To that extent, I think the legal field is at its early stages. One of the things that really encourages me is, one, all the statistics coming out about how many people consumers are willing to pay for sustainability, whether it's in a restaurant setting, or in a product setting, or something else. Then, how many mission-driven businesses are showing up, B Corp certified businesses that say, "I'm going to make the environment part of my bottom line", and make that leap which is so important. We want to align consumer interests with sustainability, but we also want to align business interests with sustainability. Those businesses that are finding a way to create mission-driven sustainable businesses really give me a lot of hope that we're attacking it from both sides.
[00:23:15] Liz: That's great. I think that's a good point about the momentum, there does seem to be a momentum shift, companies are seeing that by doing good they do profit. I think once those monetary connections are made to you, you'll see that swing in the other direction as well.
[00:23:35] Matt: Absolutely. The amount of capital that is committed to some form of sustainable investing is growing every year and it's tremendous, so it's a shifting tide if it hasn't shifted already.
[00:23:54] Liz: Absolutely. I know we talked a lot about the pandemic and food waste, is there anything that you hope that we all remember coming out of this whether it's around food waste or sustainability in general?
[00:24:08] Matt: Yes, there is something that I hope we all remember from this, and I think it's, it's not always easy, but it is possible to change human behavior overnight. So many of the climate solutions that we talk about are about changing human behavior, and we did it. Not for a reason that we wanted to, but we did it overnight, so we can do anything, it's a matter of trying to figure out, "Okay, what do we want to do? How are we going to do it? And what trade-offs are we willing to make in making that thing?"
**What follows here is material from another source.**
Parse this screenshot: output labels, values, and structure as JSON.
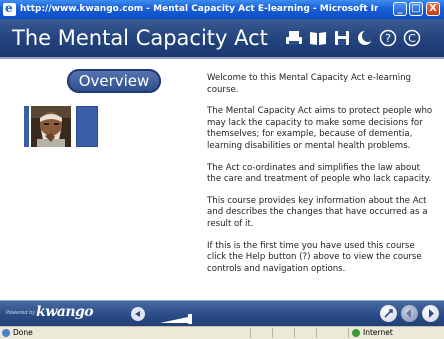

I think everyone will admit very easily that we are all making trade-offs today as a result of the pandemic, we are all dealing with situations that are difficult, whether that's personal, emotional, economic or environmental, whatever it is, we're all dealing with something difficult. That's a trade-off that we've made as a result of this situation, and looking forward we are going to be able to change human behavior, but what trade-offs are we going to make? How do we evaluate them? That's both of the optimistic side but also, the jarring side.
Can you even believe that we've all made this major change overnight? It seems unimaginable sometimes that when I look at the calendar and say, "Oh, I've been working from home for over a month", I never thought for a million years I'd be working from home for over a month, but here we are, adjusting, learning, doing and getting through this together.
[00:25:55] Liz: So true. Matt, what's next for you? You've accomplished so much already, what's on your list?
[00:26:00] Matt: I have a couple of things on my list. I want to keep working with more sustainable businesses, that's out as my personal, professional goal, to advise those businesses and help them to grow and succeed, and really develop personal strong relationships with those businesses. More importantly, the people who run them and the people who support them, because that's what I believe in and where I want to be.
[00:26:37] Liz: That's fantastic. Well, Matt, I loved having this conversation, I love that you're putting so much energy and brainpower behind this. You're going to make the world a better place because of it, so thank you so much. I look forward to keeping in touch.
[00:26:53] Matt: Excellent, thank you very much.
[00:26:55] Liz: Thank you, talk soon.